We’ve heard that harvest has started in some areas of the state. With that being the case, you may find that you need more information regarding the drought resources that are available to you. We’ve made it easier to access that information on the IL Corn website be creating a direct link. Go to http://www.ilcorn.org/drought for a current list of information and resources available to you as a farmer. We’ve also posted some great information for consumer audiences, as well.
We have created an online album of photographs from the 2012 growing season. If you’d like to submit photos and stories from your farm, please email them to firstname.lastname@example.org.
Earlier this week, University of Illinois Agricultural Economist Gary Schnitkey indicated at the farmdoc daily blog (“2012 Corn and Soybeans Yields Relative to Historical Yields”) that, “On August 10th, the U.S. Department of Agriculture (USDA) released its first estimates of 2012 corn and soybean yields on a state level. As one would expect given the 2012 drought, many states are projected to have poor yields. Relative to trend yields from 1972 through 2011, 2012 corn yields are projected to be the worst in four states. The lowest corn and soybean yields are located in or near the Midwest. Southern and eastern seaboard states have relatively higher yields…Figure 1 shows a map giving a percentage for each state that USDA reported a yield in its August 10th report. This percentage indicates the percent of yields from 1972 through 2011 that are below the 2012 yield. For example, Illinois’ percentage is 5%. This indicates that 5% of the yields from 1972 through 2011 are below the 2012 yield in terms of percent deviations from trend.”
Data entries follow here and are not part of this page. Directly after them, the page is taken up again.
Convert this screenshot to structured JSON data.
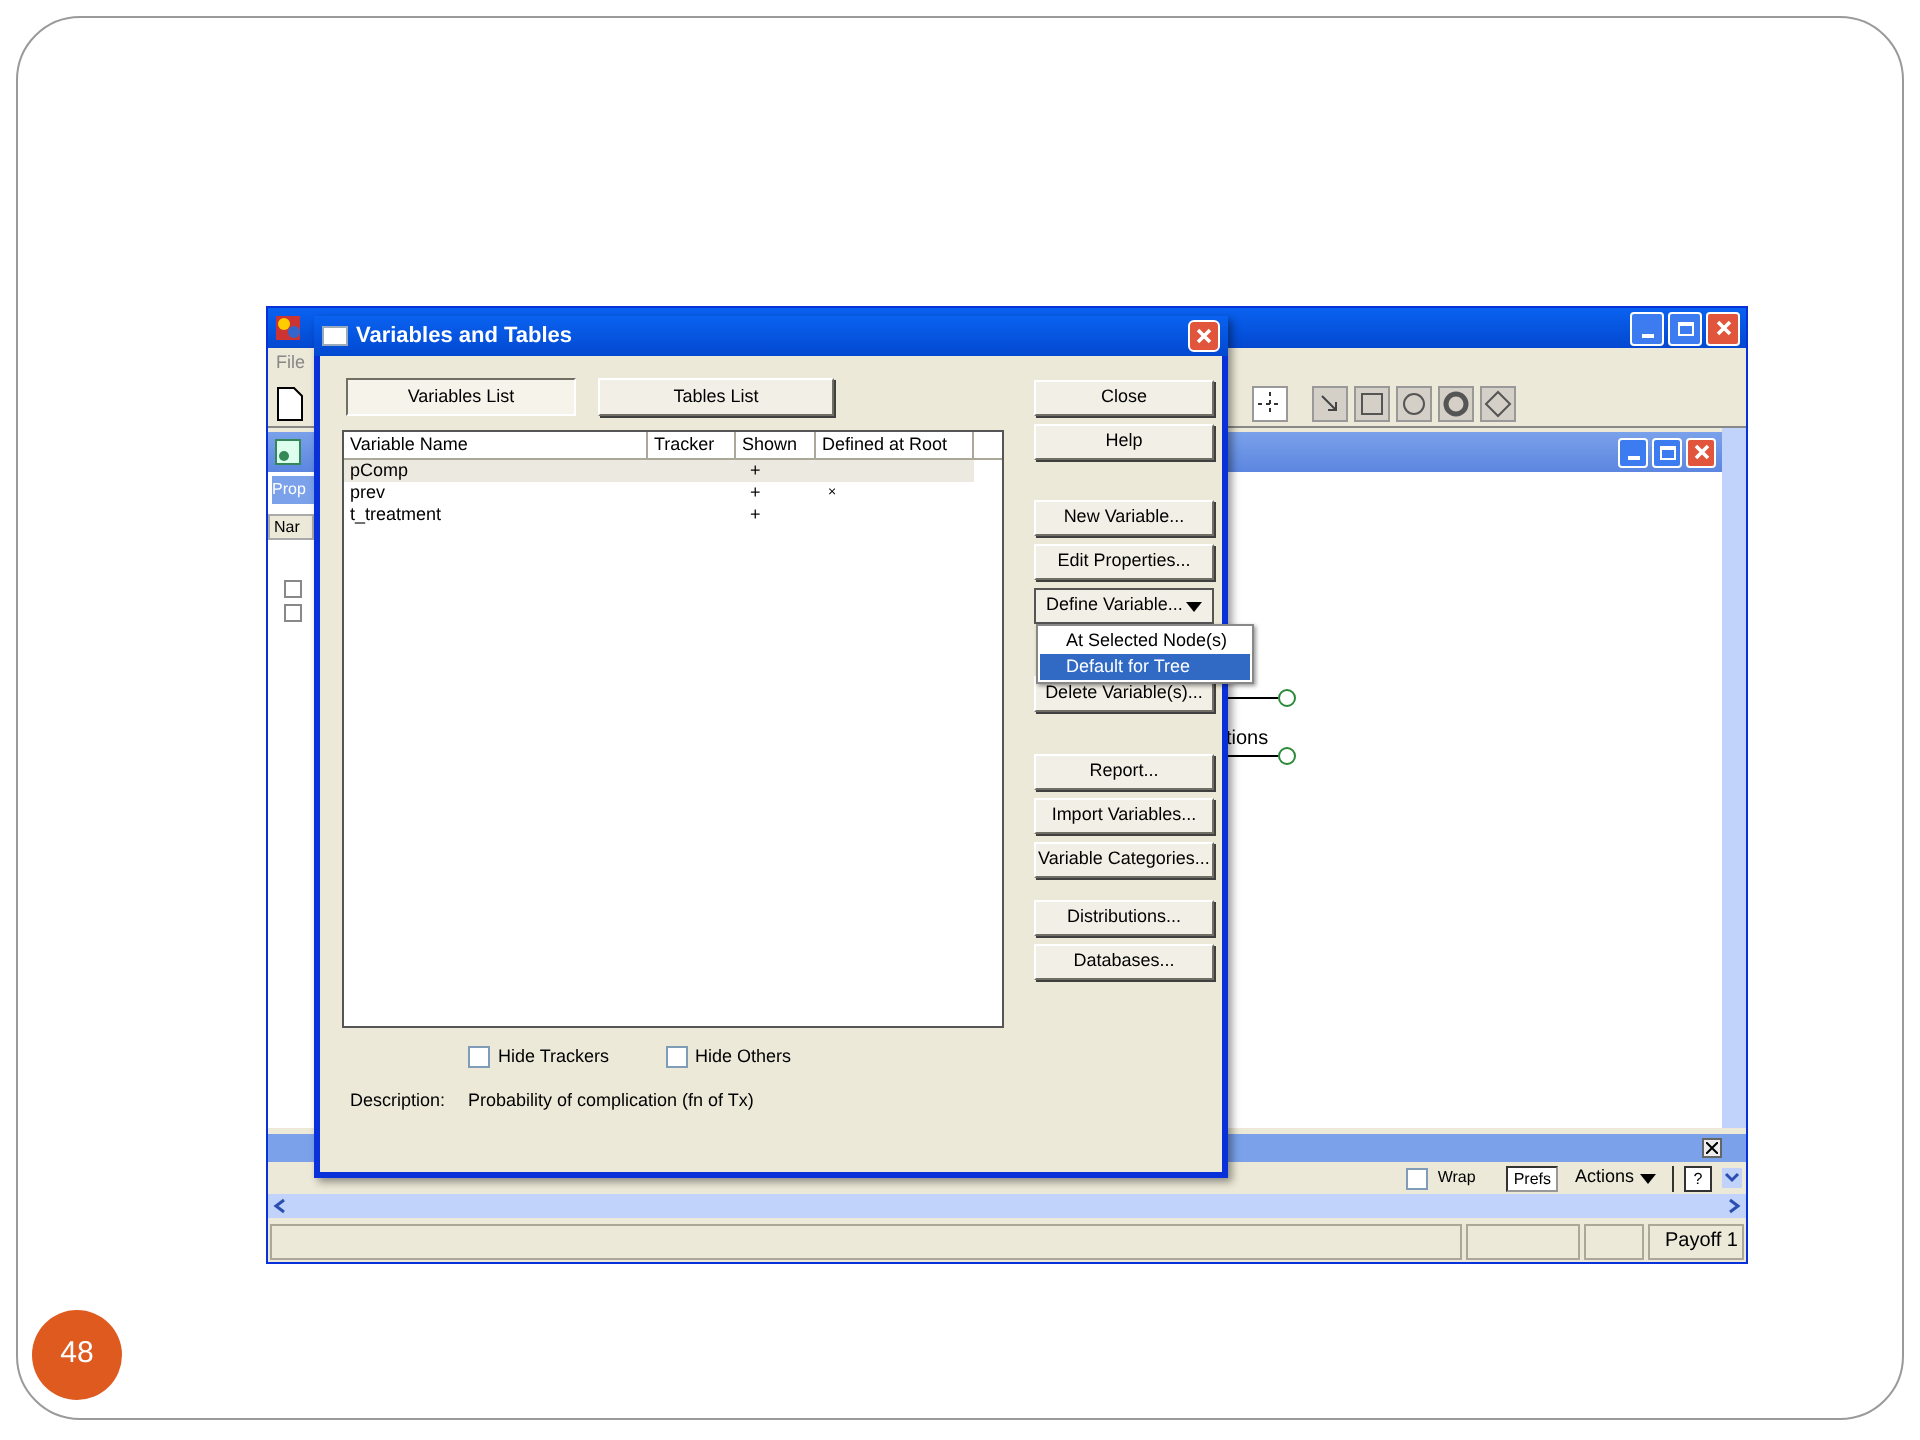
{
  "slide": {
    "page_number": "48"
  },
  "app": {
    "menu": [
      "File"
    ],
    "child_window": {
      "tab": "Prop",
      "column_header": "Nar",
      "node_label": "tions"
    },
    "bottom_pane": {
      "wrap": {
        "label": "Wrap",
        "checked": false
      },
      "prefs": "Prefs",
      "actions": "Actions",
      "help": "?"
    },
    "status_bar": {
      "payoff": "Payoff 1"
    }
  },
  "dialog": {
    "title": "Variables and Tables",
    "tabs": [
      {
        "label": "Variables List",
        "selected": true
      },
      {
        "label": "Tables List",
        "selected": false
      }
    ],
    "table": {
      "columns": [
        "Variable Name",
        "Tracker",
        "Shown",
        "Defined at Root"
      ],
      "rows": [
        {
          "name": "pComp",
          "shown": "+",
          "selected": true
        },
        {
          "name": "prev",
          "shown": "+",
          "defined_at_root": "×",
          "selected": false
        },
        {
          "name": "t_treatment",
          "shown": "+",
          "selected": false
        }
      ]
    },
    "button_groups": [
      [
        {
          "label": "Close",
          "kind": "button"
        },
        {
          "label": "Help",
          "kind": "button"
        }
      ],
      [
        {
          "label": "New Variable...",
          "kind": "button"
        },
        {
          "label": "Edit Properties...",
          "kind": "button"
        },
        {
          "label": "Define Variable...",
          "kind": "dropdown"
        },
        {
          "label": "Delete Variable(s)...",
          "kind": "button"
        }
      ],
      [
        {
          "label": "Report...",
          "kind": "button"
        },
        {
          "label": "Import Variables...",
          "kind": "button"
        },
        {
          "label": "Variable Categories...",
          "kind": "button"
        }
      ],
      [
        {
          "label": "Distributions...",
          "kind": "button"
        },
        {
          "label": "Databases...",
          "kind": "button"
        }
      ]
    ],
    "dropdown_menu": {
      "items": [
        {
          "label": "At Selected Node(s)",
          "selected": false
        },
        {
          "label": "Default for Tree",
          "selected": true
        }
      ]
    },
    "checkboxes": [
      {
        "label": "Hide Trackers",
        "checked": false
      },
      {
        "label": "Hide Others",
        "checked": false
      }
    ],
    "description": {
      "label": "Description:",
      "value": "Probability of complication (fn of Tx)"
    }
  }
}
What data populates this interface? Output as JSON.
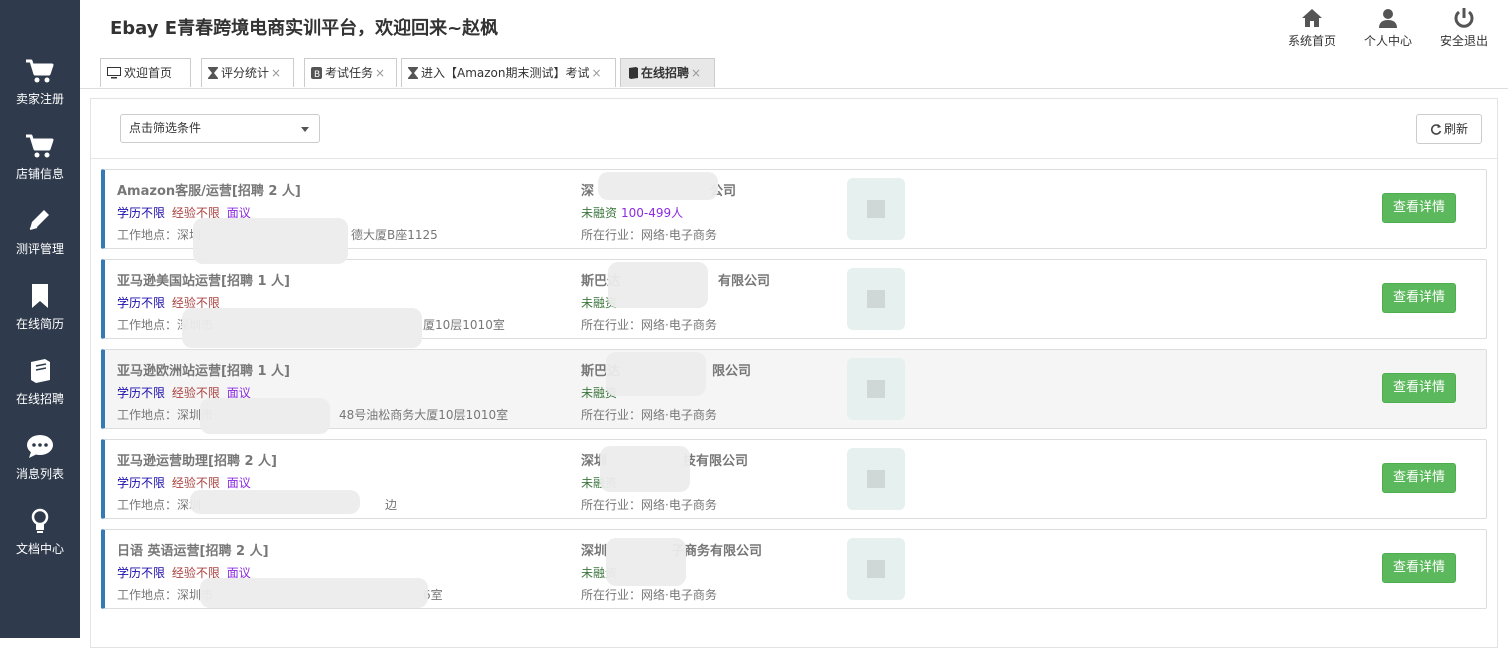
{
  "header": {
    "title": "Ebay E青春跨境电商实训平台，欢迎回来~赵枫"
  },
  "top_actions": [
    {
      "label": "系统首页",
      "icon": "home-icon"
    },
    {
      "label": "个人中心",
      "icon": "user-icon"
    },
    {
      "label": "安全退出",
      "icon": "power-icon"
    }
  ],
  "sidebar": {
    "items": [
      {
        "label": "卖家注册",
        "icon": "cart-icon"
      },
      {
        "label": "店铺信息",
        "icon": "cart-icon"
      },
      {
        "label": "测评管理",
        "icon": "pencil-icon"
      },
      {
        "label": "在线简历",
        "icon": "bookmark-icon"
      },
      {
        "label": "在线招聘",
        "icon": "book-icon"
      },
      {
        "label": "消息列表",
        "icon": "chat-icon"
      },
      {
        "label": "文档中心",
        "icon": "lightbulb-icon"
      }
    ]
  },
  "tabs": [
    {
      "label": "欢迎首页",
      "icon": "desktop-icon",
      "closable": false
    },
    {
      "label": "评分统计",
      "icon": "hourglass-icon",
      "closable": true,
      "close": "×"
    },
    {
      "label": "考试任务",
      "icon": "exam-icon",
      "closable": true,
      "close": "×"
    },
    {
      "label": "进入【Amazon期末测试】考试",
      "icon": "hourglass-icon",
      "closable": true,
      "close": "×"
    },
    {
      "label": "在线招聘",
      "icon": "book-icon",
      "closable": true,
      "close": "×",
      "active": true
    }
  ],
  "toolbar": {
    "filter_placeholder": "点击筛选条件",
    "refresh_label": "刷新"
  },
  "jobs": [
    {
      "title": "Amazon客服/运营[招聘 2 人]",
      "education": "学历不限",
      "experience": "经验不限",
      "salary": "面议",
      "location": "工作地点：深圳",
      "location_tail": "德大厦B座1125",
      "company_head": "深",
      "company_tail": "公司",
      "funding": "未融资",
      "size": "100-499人",
      "industry": "所在行业：网络·电子商务",
      "button": "查看详情"
    },
    {
      "title": "亚马逊美国站运营[招聘 1 人]",
      "education": "学历不限",
      "experience": "经验不限",
      "salary": "",
      "location": "工作地点：深圳市",
      "location_tail": "厦10层1010室",
      "company_head": "斯巴达",
      "company_tail": "有限公司",
      "funding": "未融资",
      "size": "",
      "industry": "所在行业：网络·电子商务",
      "button": "查看详情"
    },
    {
      "title": "亚马逊欧洲站运营[招聘 1 人]",
      "education": "学历不限",
      "experience": "经验不限",
      "salary": "面议",
      "location": "工作地点：深圳市",
      "location_tail": "48号油松商务大厦10层1010室",
      "company_head": "斯巴达",
      "company_tail": "限公司",
      "funding": "未融资",
      "size": "",
      "industry": "所在行业：网络·电子商务",
      "button": "查看详情"
    },
    {
      "title": "亚马逊运营助理[招聘 2 人]",
      "education": "学历不限",
      "experience": "经验不限",
      "salary": "面议",
      "location": "工作地点：深圳",
      "location_tail": "边",
      "company_head": "深圳",
      "company_tail": "技有限公司",
      "funding": "未融资",
      "size": "",
      "industry": "所在行业：网络·电子商务",
      "button": "查看详情"
    },
    {
      "title": "日语 英语运营[招聘 2 人]",
      "education": "学历不限",
      "experience": "经验不限",
      "salary": "面议",
      "location": "工作地点：深圳市",
      "location_tail": "6室",
      "company_head": "深圳",
      "company_tail": "子商务有限公司",
      "funding": "未融资",
      "size": "",
      "industry": "所在行业：网络·电子商务",
      "button": "查看详情"
    }
  ],
  "colors": {
    "sidebar_bg": "#2f3b4c",
    "button_green": "#5cb85c",
    "card_accent": "#337ab7"
  }
}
The update noted that, “Similar to corn, low soybean yields are located in the Midwest (see Figure 2).”